Continued from page 1

But - and there’s always a but - while it’s good to know lawmakers and Mr. Nathan, the city’s law-and-order gatekeeper, are open to discussion, voters mustn’t let them off the hook.

Lawmakers buy favors large and small with the constituent funds - utility bills or turkey giveaways over here, Gertrude Stein Club events over there and tickets to major-league sporting events on occasion.

In other words, it’s an underregulated slush fund - and the only way to rid it of loopholes or questionable use is to quash it.

Strike it off the city’s overregulated books as if it never existed.

Mr. Brown and his colleagues want to fix it. But how can they when it is their use of the money, not the money itself, at the root of the problem?

That is precisely why voters should pay close attention from this very day through Election Day 2012 to everything City Hall professes it will place on the table to fix, whether it’s ethics reform, school reform or what have you.

As things stand now, and have since 1978, when officials last addressed ethics laws, Democrats have ruled the District’s roost.

The mayor has always been a Democrat, and the overwhelming majority of council members have always been just as blue.

Say, you want a revolution?

You want reform?

Want real change?

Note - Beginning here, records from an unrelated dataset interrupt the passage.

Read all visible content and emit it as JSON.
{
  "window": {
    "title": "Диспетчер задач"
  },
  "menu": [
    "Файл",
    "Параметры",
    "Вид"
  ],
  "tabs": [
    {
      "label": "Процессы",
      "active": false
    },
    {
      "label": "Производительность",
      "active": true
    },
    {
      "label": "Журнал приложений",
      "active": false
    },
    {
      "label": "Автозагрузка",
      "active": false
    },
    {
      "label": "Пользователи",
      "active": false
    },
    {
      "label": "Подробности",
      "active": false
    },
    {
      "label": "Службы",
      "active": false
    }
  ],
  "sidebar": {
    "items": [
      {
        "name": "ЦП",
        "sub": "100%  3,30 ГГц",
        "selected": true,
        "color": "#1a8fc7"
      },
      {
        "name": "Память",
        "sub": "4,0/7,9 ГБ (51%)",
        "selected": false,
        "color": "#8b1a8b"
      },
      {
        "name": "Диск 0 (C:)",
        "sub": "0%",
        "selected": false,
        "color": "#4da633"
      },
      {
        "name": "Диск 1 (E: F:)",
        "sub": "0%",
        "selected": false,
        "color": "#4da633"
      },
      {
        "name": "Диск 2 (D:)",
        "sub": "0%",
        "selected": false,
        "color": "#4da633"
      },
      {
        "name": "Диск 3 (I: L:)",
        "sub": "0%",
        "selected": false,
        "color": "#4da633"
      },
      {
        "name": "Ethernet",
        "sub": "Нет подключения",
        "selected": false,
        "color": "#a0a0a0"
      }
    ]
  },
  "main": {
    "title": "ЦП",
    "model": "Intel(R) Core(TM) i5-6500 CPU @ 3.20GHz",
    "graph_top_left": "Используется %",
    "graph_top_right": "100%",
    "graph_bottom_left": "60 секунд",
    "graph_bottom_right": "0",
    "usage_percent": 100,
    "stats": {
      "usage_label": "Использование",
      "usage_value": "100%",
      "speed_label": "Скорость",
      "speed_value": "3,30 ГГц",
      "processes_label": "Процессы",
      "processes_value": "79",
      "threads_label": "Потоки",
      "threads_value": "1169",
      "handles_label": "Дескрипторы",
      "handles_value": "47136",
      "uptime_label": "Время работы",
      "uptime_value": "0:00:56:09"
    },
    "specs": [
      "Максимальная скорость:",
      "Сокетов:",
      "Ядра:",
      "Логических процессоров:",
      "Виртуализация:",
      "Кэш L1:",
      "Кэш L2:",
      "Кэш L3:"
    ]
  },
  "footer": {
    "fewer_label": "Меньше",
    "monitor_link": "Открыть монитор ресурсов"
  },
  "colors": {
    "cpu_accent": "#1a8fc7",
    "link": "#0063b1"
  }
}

Begin changing the seats at the table and watch Democrats squirm.

Deborah Simmons can be reached at dsimmons@washingtontimes.com